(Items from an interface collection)
====

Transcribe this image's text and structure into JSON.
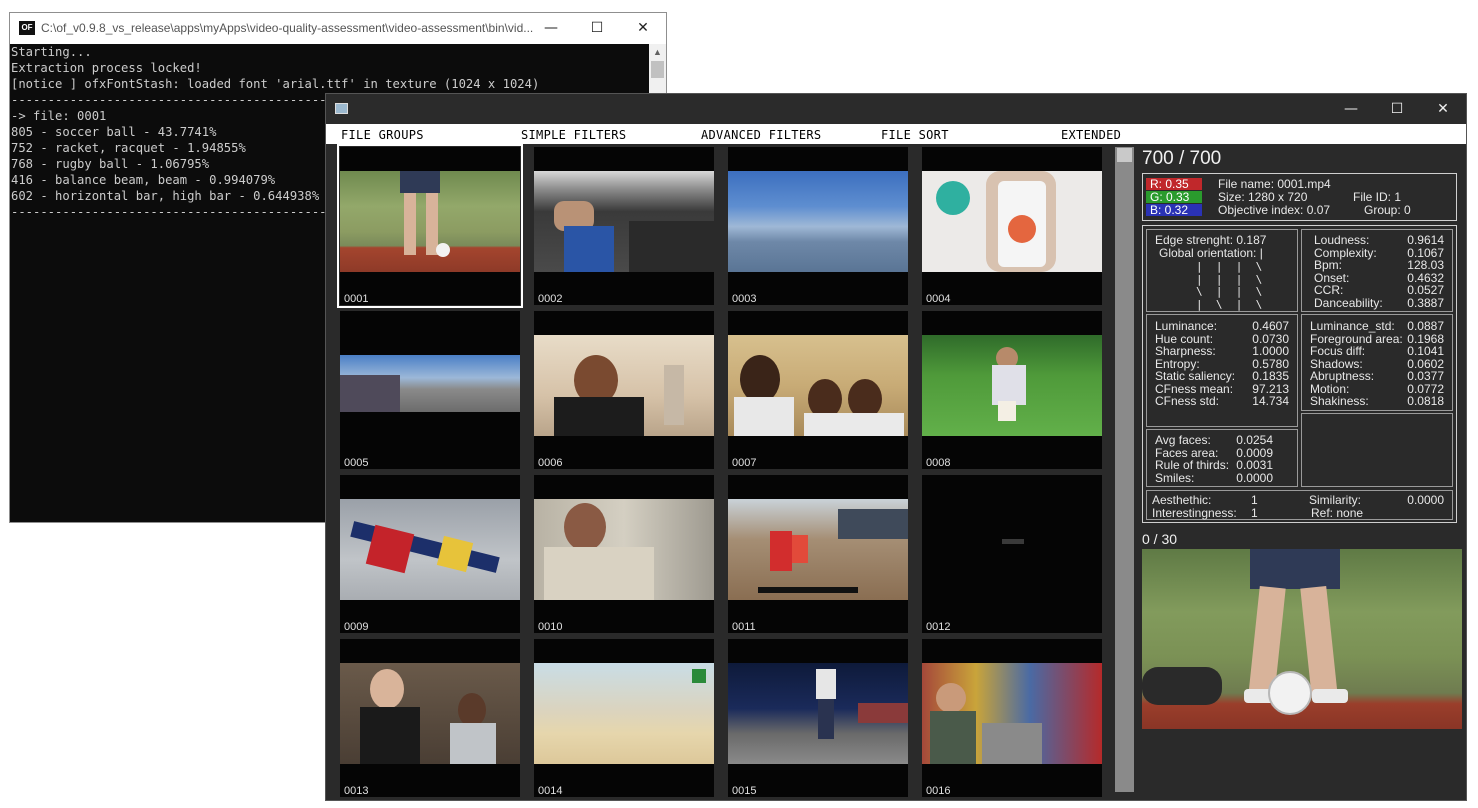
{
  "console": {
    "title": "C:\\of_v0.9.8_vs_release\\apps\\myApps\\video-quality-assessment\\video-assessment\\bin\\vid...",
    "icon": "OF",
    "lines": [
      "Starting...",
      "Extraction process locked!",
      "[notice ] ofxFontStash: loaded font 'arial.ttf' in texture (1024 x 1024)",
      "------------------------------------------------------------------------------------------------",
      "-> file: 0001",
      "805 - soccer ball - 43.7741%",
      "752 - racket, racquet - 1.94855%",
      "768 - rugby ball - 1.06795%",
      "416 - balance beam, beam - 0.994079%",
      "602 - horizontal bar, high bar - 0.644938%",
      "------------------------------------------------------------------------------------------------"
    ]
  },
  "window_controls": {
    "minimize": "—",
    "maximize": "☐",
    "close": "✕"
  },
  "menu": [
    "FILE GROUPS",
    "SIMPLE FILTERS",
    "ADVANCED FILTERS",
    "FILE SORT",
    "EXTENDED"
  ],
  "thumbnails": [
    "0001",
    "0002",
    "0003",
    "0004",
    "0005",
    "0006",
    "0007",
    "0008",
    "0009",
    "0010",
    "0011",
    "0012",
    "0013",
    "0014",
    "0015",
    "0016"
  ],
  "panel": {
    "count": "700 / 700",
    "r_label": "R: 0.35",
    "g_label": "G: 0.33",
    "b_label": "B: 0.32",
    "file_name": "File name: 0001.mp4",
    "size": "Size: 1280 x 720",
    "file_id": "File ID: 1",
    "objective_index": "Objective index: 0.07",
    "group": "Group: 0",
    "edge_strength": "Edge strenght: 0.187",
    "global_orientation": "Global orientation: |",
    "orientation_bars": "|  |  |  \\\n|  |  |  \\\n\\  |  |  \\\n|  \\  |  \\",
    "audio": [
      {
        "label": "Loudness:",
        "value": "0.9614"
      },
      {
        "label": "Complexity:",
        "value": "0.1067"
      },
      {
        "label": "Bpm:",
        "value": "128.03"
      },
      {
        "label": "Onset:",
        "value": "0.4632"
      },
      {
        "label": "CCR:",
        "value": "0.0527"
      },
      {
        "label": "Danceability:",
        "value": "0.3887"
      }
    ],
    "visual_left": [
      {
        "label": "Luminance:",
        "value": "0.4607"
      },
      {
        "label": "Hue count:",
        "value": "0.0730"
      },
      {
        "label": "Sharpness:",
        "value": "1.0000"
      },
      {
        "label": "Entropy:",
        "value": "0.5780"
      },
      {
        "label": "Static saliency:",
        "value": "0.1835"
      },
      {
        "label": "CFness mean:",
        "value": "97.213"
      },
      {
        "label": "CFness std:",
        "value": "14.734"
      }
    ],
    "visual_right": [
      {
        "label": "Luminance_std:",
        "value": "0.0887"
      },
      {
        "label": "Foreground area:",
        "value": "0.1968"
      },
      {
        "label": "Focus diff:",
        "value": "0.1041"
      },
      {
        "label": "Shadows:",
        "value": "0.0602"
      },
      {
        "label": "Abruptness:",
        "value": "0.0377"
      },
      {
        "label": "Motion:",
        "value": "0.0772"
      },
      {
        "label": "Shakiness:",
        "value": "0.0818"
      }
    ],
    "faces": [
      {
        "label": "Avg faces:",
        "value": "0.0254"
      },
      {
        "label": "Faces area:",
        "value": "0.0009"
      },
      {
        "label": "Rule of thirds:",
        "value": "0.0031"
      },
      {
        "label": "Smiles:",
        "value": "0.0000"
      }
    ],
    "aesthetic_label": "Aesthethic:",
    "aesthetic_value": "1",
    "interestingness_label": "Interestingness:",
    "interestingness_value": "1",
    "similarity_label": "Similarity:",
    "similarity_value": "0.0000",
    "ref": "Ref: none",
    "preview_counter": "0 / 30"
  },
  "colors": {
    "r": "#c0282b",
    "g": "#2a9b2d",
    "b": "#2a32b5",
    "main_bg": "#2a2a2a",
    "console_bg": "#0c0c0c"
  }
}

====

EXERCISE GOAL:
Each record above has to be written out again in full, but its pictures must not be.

ANSWER TO THIS TASK:
Transcribe this image's text and structure into JSON.
{
  "console": {
    "title": "C:\\of_v0.9.8_vs_release\\apps\\myApps\\video-quality-assessment\\video-assessment\\bin\\vid...",
    "icon": "OF",
    "lines": [
      "Starting...",
      "Extraction process locked!",
      "[notice ] ofxFontStash: loaded font 'arial.ttf' in texture (1024 x 1024)",
      "------------------------------------------------------------------------------------------------",
      "-> file: 0001",
      "805 - soccer ball - 43.7741%",
      "752 - racket, racquet - 1.94855%",
      "768 - rugby ball - 1.06795%",
      "416 - balance beam, beam - 0.994079%",
      "602 - horizontal bar, high bar - 0.644938%",
      "------------------------------------------------------------------------------------------------"
    ]
  },
  "window_controls": {
    "minimize": "—",
    "maximize": "☐",
    "close": "✕"
  },
  "menu": [
    "FILE GROUPS",
    "SIMPLE FILTERS",
    "ADVANCED FILTERS",
    "FILE SORT",
    "EXTENDED"
  ],
  "thumbnails": [
    "0001",
    "0002",
    "0003",
    "0004",
    "0005",
    "0006",
    "0007",
    "0008",
    "0009",
    "0010",
    "0011",
    "0012",
    "0013",
    "0014",
    "0015",
    "0016"
  ],
  "panel": {
    "count": "700 / 700",
    "r_label": "R: 0.35",
    "g_label": "G: 0.33",
    "b_label": "B: 0.32",
    "file_name": "File name: 0001.mp4",
    "size": "Size: 1280 x 720",
    "file_id": "File ID: 1",
    "objective_index": "Objective index: 0.07",
    "group": "Group: 0",
    "edge_strength": "Edge strenght: 0.187",
    "global_orientation": "Global orientation: |",
    "orientation_bars": "|  |  |  \\\n|  |  |  \\\n\\  |  |  \\\n|  \\  |  \\",
    "audio": [
      {
        "label": "Loudness:",
        "value": "0.9614"
      },
      {
        "label": "Complexity:",
        "value": "0.1067"
      },
      {
        "label": "Bpm:",
        "value": "128.03"
      },
      {
        "label": "Onset:",
        "value": "0.4632"
      },
      {
        "label": "CCR:",
        "value": "0.0527"
      },
      {
        "label": "Danceability:",
        "value": "0.3887"
      }
    ],
    "visual_left": [
      {
        "label": "Luminance:",
        "value": "0.4607"
      },
      {
        "label": "Hue count:",
        "value": "0.0730"
      },
      {
        "label": "Sharpness:",
        "value": "1.0000"
      },
      {
        "label": "Entropy:",
        "value": "0.5780"
      },
      {
        "label": "Static saliency:",
        "value": "0.1835"
      },
      {
        "label": "CFness mean:",
        "value": "97.213"
      },
      {
        "label": "CFness std:",
        "value": "14.734"
      }
    ],
    "visual_right": [
      {
        "label": "Luminance_std:",
        "value": "0.0887"
      },
      {
        "label": "Foreground area:",
        "value": "0.1968"
      },
      {
        "label": "Focus diff:",
        "value": "0.1041"
      },
      {
        "label": "Shadows:",
        "value": "0.0602"
      },
      {
        "label": "Abruptness:",
        "value": "0.0377"
      },
      {
        "label": "Motion:",
        "value": "0.0772"
      },
      {
        "label": "Shakiness:",
        "value": "0.0818"
      }
    ],
    "faces": [
      {
        "label": "Avg faces:",
        "value": "0.0254"
      },
      {
        "label": "Faces area:",
        "value": "0.0009"
      },
      {
        "label": "Rule of thirds:",
        "value": "0.0031"
      },
      {
        "label": "Smiles:",
        "value": "0.0000"
      }
    ],
    "aesthetic_label": "Aesthethic:",
    "aesthetic_value": "1",
    "interestingness_label": "Interestingness:",
    "interestingness_value": "1",
    "similarity_label": "Similarity:",
    "similarity_value": "0.0000",
    "ref": "Ref: none",
    "preview_counter": "0 / 30"
  },
  "colors": {
    "r": "#c0282b",
    "g": "#2a9b2d",
    "b": "#2a32b5",
    "main_bg": "#2a2a2a",
    "console_bg": "#0c0c0c"
  }
}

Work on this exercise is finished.